> **YOUR OBJECTIVE**: Each line in the entries below that holds the string "Center" must be copied.

Website and app data records:
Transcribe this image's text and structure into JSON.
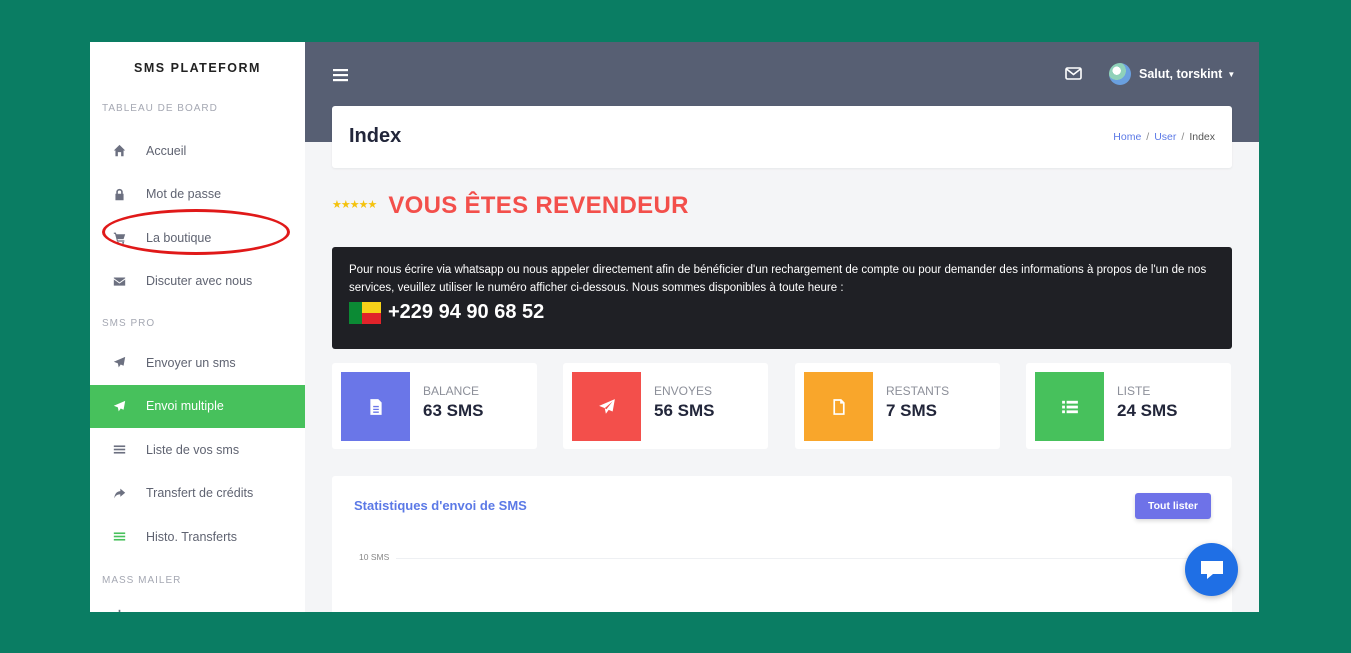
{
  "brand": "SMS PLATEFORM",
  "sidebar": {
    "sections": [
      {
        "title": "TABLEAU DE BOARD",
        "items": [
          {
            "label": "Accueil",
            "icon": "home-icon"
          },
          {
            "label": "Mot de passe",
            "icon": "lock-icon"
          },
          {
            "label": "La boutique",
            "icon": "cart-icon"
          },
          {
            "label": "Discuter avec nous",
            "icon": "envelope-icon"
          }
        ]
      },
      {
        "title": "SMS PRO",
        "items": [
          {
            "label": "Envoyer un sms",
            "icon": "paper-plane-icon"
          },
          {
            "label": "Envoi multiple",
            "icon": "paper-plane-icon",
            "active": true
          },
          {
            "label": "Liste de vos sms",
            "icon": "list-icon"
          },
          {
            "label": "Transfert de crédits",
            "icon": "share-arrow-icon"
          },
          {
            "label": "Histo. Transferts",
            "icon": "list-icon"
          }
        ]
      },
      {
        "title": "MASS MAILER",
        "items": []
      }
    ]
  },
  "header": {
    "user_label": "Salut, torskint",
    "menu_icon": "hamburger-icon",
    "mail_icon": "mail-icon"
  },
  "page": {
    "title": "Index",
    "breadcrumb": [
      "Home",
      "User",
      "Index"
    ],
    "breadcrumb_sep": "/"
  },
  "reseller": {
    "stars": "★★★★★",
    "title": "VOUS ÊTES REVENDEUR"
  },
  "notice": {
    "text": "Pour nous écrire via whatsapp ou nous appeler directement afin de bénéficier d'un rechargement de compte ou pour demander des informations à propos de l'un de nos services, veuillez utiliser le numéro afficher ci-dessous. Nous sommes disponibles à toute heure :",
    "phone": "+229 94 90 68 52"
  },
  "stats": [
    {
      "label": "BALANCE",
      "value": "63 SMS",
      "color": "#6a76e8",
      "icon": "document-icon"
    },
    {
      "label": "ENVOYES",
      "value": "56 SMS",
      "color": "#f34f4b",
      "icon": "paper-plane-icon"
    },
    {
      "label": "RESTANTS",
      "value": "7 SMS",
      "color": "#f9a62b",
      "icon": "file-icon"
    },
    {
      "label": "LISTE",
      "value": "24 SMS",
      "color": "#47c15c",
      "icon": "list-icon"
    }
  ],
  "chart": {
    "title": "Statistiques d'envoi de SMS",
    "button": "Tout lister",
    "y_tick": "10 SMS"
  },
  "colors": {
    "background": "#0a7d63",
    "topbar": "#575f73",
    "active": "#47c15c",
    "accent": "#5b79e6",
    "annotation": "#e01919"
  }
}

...

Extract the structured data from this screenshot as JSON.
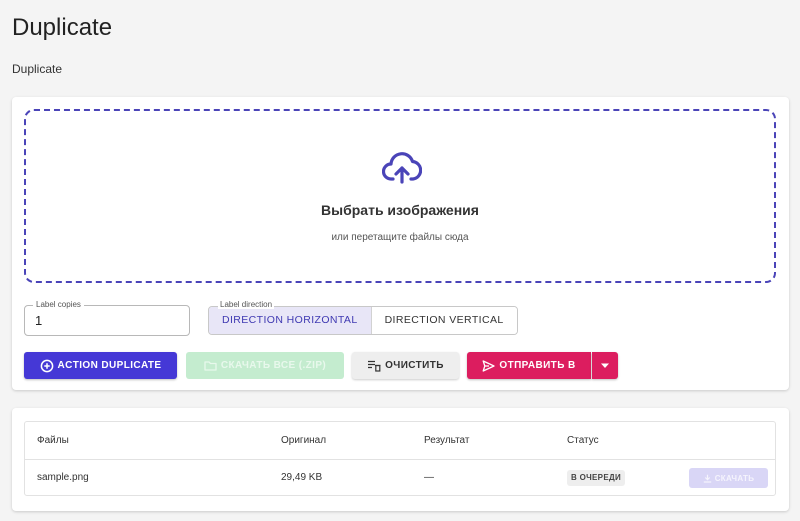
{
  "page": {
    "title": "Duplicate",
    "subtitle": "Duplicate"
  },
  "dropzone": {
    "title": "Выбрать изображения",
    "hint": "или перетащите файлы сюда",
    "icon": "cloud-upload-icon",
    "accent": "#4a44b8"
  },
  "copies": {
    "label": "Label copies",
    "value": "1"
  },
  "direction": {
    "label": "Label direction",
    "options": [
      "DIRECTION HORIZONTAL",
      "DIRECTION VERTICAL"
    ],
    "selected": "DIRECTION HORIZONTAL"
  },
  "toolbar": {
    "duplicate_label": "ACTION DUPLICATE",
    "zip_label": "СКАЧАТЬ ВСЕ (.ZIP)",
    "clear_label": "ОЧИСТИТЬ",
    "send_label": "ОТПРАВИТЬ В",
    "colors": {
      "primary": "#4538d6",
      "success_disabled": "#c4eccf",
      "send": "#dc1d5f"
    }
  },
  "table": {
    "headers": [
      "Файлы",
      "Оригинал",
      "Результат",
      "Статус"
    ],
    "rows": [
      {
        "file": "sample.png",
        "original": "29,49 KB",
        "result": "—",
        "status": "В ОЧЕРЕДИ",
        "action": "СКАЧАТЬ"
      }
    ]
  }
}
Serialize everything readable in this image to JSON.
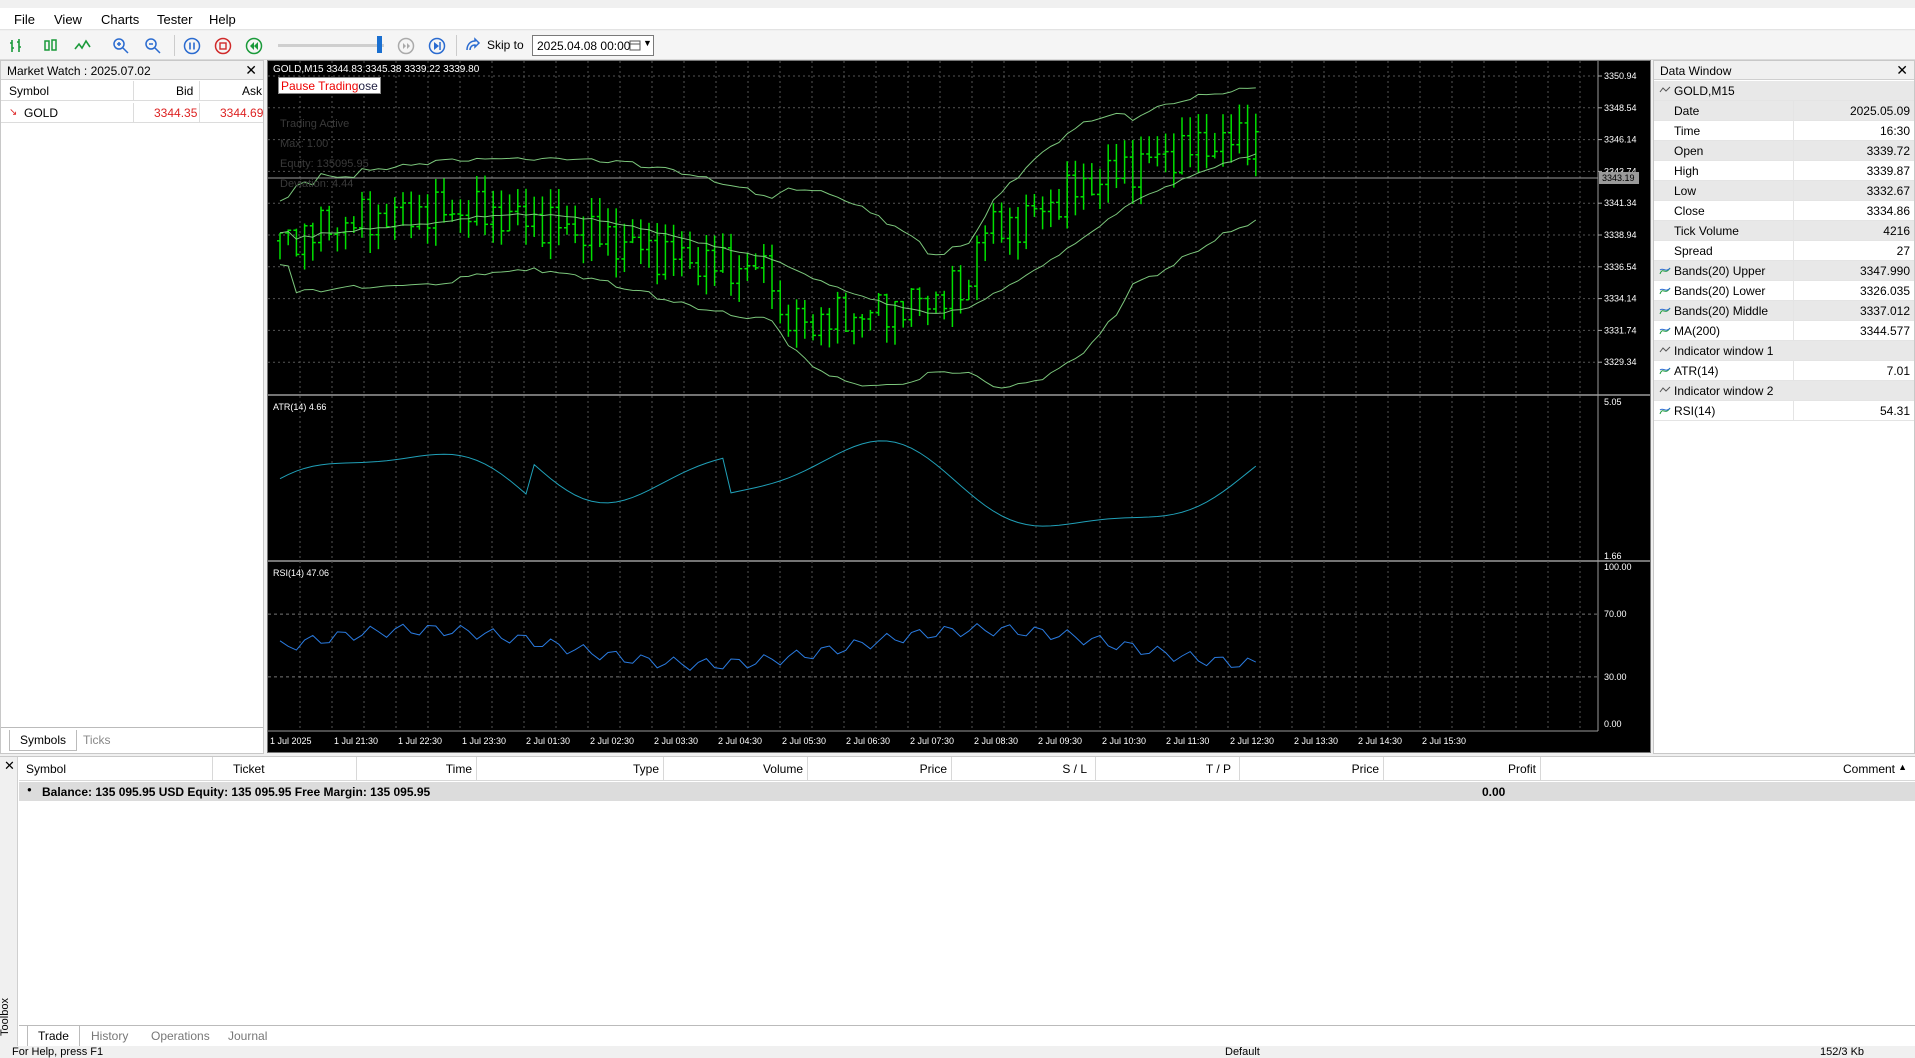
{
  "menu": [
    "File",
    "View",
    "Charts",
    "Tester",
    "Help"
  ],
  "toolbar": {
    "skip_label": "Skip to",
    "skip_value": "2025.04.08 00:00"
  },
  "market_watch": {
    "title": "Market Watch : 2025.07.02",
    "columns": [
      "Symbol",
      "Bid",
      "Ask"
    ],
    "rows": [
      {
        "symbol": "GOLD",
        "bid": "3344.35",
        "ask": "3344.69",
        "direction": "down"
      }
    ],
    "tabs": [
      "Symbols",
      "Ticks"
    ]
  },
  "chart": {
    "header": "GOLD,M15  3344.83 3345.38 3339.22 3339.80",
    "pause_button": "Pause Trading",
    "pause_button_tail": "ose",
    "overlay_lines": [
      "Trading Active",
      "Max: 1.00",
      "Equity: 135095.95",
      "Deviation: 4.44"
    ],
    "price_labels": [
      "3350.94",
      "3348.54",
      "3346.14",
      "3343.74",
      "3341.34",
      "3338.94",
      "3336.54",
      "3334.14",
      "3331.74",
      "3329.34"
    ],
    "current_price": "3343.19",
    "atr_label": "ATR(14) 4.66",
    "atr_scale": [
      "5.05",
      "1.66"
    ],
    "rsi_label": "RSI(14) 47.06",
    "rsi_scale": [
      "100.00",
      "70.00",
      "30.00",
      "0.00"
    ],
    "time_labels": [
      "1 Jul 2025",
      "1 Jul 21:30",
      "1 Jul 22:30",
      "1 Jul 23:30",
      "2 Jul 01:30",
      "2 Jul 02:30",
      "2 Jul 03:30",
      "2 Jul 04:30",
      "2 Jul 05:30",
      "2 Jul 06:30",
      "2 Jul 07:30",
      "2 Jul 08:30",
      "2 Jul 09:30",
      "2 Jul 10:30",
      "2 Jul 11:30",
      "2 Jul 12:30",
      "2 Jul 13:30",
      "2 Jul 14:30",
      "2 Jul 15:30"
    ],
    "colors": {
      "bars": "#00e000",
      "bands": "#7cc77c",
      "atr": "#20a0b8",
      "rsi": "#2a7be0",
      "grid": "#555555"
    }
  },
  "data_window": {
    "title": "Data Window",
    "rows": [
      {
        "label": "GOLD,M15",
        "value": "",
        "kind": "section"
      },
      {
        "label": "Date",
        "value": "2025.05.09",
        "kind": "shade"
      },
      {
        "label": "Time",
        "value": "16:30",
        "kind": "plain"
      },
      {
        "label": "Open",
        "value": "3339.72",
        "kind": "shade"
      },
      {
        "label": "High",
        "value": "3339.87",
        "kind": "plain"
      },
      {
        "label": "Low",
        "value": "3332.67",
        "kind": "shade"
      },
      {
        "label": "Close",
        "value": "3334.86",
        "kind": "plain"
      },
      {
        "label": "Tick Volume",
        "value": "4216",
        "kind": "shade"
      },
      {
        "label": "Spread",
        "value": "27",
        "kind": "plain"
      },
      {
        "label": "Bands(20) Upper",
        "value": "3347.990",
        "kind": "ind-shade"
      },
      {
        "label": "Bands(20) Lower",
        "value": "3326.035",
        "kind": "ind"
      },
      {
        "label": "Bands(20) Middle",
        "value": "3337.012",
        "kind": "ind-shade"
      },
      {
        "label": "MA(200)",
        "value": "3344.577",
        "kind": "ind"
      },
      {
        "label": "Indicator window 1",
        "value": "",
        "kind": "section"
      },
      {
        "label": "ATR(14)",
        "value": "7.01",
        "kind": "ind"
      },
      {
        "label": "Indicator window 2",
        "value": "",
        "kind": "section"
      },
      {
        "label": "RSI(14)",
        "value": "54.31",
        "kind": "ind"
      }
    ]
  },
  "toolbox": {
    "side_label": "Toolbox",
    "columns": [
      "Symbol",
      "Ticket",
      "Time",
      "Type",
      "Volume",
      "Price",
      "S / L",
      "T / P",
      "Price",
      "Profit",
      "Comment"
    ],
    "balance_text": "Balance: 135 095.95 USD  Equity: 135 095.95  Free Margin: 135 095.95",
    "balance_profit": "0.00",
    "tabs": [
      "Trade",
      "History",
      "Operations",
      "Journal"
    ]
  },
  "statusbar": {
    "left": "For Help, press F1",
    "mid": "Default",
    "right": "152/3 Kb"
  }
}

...

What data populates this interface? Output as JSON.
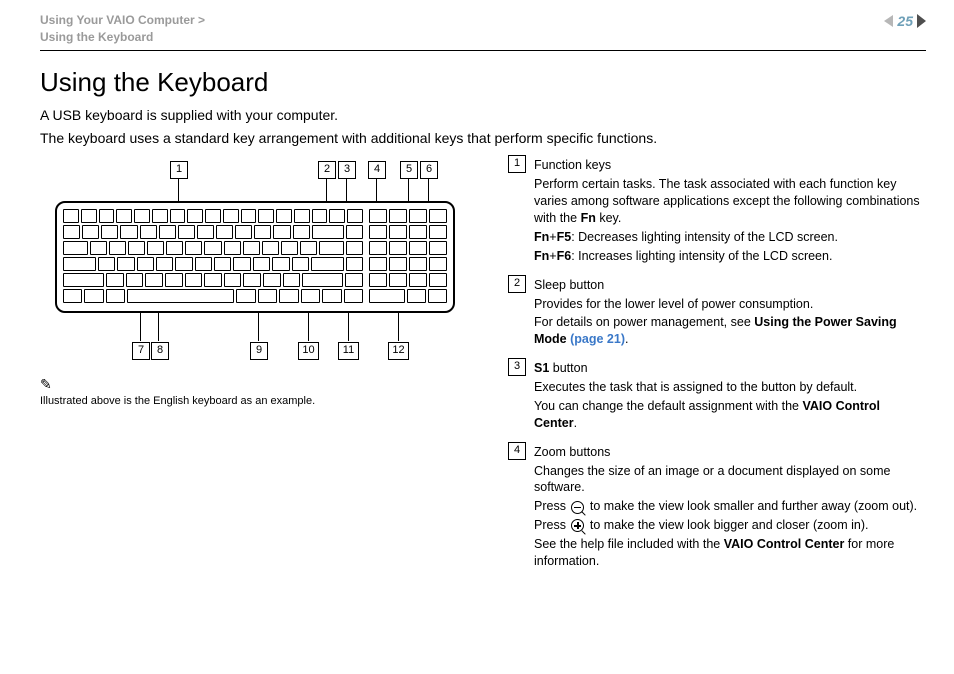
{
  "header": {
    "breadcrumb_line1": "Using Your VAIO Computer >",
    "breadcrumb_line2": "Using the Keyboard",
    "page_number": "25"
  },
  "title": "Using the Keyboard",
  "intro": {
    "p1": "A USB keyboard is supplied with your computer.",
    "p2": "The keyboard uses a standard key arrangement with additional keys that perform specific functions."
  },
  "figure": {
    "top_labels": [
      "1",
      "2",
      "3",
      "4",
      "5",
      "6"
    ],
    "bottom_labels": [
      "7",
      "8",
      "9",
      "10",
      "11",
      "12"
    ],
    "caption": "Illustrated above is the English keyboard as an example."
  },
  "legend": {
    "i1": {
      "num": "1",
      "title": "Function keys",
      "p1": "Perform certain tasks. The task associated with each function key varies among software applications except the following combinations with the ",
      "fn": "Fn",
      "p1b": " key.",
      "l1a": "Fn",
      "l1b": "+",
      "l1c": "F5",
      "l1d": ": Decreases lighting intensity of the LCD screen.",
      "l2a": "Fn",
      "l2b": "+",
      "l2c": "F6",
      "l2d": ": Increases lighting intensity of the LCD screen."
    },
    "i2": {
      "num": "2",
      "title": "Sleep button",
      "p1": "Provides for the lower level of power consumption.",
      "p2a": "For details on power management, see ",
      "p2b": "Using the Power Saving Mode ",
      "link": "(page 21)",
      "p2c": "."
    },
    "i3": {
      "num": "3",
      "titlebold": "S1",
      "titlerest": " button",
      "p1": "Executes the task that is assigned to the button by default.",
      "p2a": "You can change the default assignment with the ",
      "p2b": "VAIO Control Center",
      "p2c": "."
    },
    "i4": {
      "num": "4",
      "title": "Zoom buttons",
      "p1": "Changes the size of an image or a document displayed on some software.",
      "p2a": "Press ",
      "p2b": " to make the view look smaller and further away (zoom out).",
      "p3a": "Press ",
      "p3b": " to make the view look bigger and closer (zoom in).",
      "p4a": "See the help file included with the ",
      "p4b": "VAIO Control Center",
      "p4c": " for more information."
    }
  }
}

> **ANSWER TO THE PROBLEM**:
      "p2b": "VAIO Control Center",
      "p4b": "VAIO Control Center",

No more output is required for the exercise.